---------- Extracted material
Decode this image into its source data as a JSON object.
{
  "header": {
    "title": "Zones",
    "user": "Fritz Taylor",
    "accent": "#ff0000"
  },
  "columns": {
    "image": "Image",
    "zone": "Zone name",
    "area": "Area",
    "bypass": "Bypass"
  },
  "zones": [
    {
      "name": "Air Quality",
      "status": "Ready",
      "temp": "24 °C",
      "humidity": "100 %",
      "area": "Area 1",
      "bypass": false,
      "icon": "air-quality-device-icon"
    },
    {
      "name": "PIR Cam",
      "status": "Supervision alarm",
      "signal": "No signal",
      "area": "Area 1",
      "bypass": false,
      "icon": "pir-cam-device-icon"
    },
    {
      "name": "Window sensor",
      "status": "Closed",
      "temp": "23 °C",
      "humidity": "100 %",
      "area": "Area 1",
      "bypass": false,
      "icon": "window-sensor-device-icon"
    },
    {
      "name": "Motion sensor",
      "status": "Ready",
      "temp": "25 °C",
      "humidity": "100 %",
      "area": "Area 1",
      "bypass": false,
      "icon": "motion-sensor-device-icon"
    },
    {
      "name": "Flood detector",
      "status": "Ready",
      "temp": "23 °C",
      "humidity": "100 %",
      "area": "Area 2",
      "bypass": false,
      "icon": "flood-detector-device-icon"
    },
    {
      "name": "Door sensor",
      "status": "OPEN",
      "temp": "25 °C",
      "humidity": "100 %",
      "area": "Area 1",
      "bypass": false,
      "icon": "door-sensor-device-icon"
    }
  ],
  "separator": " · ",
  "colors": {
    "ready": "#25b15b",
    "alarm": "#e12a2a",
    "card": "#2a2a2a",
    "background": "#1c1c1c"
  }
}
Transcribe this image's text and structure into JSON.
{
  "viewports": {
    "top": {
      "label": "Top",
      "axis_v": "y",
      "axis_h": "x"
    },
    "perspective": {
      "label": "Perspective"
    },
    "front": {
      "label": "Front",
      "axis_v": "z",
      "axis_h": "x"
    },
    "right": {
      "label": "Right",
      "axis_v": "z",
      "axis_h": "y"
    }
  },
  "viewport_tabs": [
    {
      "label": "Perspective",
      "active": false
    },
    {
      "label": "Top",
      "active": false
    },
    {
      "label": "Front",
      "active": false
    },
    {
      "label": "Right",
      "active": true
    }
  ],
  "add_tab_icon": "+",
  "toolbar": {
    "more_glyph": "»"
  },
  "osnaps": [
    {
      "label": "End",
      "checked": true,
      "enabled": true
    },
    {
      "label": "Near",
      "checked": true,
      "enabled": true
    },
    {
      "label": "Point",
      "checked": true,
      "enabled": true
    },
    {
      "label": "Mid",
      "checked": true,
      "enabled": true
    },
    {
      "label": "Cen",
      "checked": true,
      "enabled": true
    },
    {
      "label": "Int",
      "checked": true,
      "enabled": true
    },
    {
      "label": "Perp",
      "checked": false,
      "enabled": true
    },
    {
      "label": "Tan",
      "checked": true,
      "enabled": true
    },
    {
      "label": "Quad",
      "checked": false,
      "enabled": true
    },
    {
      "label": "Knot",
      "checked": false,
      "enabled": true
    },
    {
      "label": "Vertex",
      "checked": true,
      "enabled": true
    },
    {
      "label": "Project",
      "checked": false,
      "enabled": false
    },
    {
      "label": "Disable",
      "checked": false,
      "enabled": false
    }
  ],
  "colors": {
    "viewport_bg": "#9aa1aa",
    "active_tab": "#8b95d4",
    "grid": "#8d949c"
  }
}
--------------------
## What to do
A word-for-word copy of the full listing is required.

## Task output
Decode this image into its source data as a JSON object.
{
  "header": {
    "title": "Zones",
    "user": "Fritz Taylor",
    "accent": "#ff0000"
  },
  "columns": {
    "image": "Image",
    "zone": "Zone name",
    "area": "Area",
    "bypass": "Bypass"
  },
  "zones": [
    {
      "name": "Air Quality",
      "status": "Ready",
      "temp": "24 °C",
      "humidity": "100 %",
      "area": "Area 1",
      "bypass": false,
      "icon": "air-quality-device-icon"
    },
    {
      "name": "PIR Cam",
      "status": "Supervision alarm",
      "signal": "No signal",
      "area": "Area 1",
      "bypass": false,
      "icon": "pir-cam-device-icon"
    },
    {
      "name": "Window sensor",
      "status": "Closed",
      "temp": "23 °C",
      "humidity": "100 %",
      "area": "Area 1",
      "bypass": false,
      "icon": "window-sensor-device-icon"
    },
    {
      "name": "Motion sensor",
      "status": "Ready",
      "temp": "25 °C",
      "humidity": "100 %",
      "area": "Area 1",
      "bypass": false,
      "icon": "motion-sensor-device-icon"
    },
    {
      "name": "Flood detector",
      "status": "Ready",
      "temp": "23 °C",
      "humidity": "100 %",
      "area": "Area 2",
      "bypass": false,
      "icon": "flood-detector-device-icon"
    },
    {
      "name": "Door sensor",
      "status": "OPEN",
      "temp": "25 °C",
      "humidity": "100 %",
      "area": "Area 1",
      "bypass": false,
      "icon": "door-sensor-device-icon"
    }
  ],
  "separator": " · ",
  "colors": {
    "ready": "#25b15b",
    "alarm": "#e12a2a",
    "card": "#2a2a2a",
    "background": "#1c1c1c"
  }
}
Transcribe this image's text and structure into JSON.
{
  "viewports": {
    "top": {
      "label": "Top",
      "axis_v": "y",
      "axis_h": "x"
    },
    "perspective": {
      "label": "Perspective"
    },
    "front": {
      "label": "Front",
      "axis_v": "z",
      "axis_h": "x"
    },
    "right": {
      "label": "Right",
      "axis_v": "z",
      "axis_h": "y"
    }
  },
  "viewport_tabs": [
    {
      "label": "Perspective",
      "active": false
    },
    {
      "label": "Top",
      "active": false
    },
    {
      "label": "Front",
      "active": false
    },
    {
      "label": "Right",
      "active": true
    }
  ],
  "add_tab_icon": "+",
  "toolbar": {
    "more_glyph": "»"
  },
  "osnaps": [
    {
      "label": "End",
      "checked": true,
      "enabled": true
    },
    {
      "label": "Near",
      "checked": true,
      "enabled": true
    },
    {
      "label": "Point",
      "checked": true,
      "enabled": true
    },
    {
      "label": "Mid",
      "checked": true,
      "enabled": true
    },
    {
      "label": "Cen",
      "checked": true,
      "enabled": true
    },
    {
      "label": "Int",
      "checked": true,
      "enabled": true
    },
    {
      "label": "Perp",
      "checked": false,
      "enabled": true
    },
    {
      "label": "Tan",
      "checked": true,
      "enabled": true
    },
    {
      "label": "Quad",
      "checked": false,
      "enabled": true
    },
    {
      "label": "Knot",
      "checked": false,
      "enabled": true
    },
    {
      "label": "Vertex",
      "checked": true,
      "enabled": true
    },
    {
      "label": "Project",
      "checked": false,
      "enabled": false
    },
    {
      "label": "Disable",
      "checked": false,
      "enabled": false
    }
  ],
  "colors": {
    "viewport_bg": "#9aa1aa",
    "active_tab": "#8b95d4",
    "grid": "#8d949c"
  }
}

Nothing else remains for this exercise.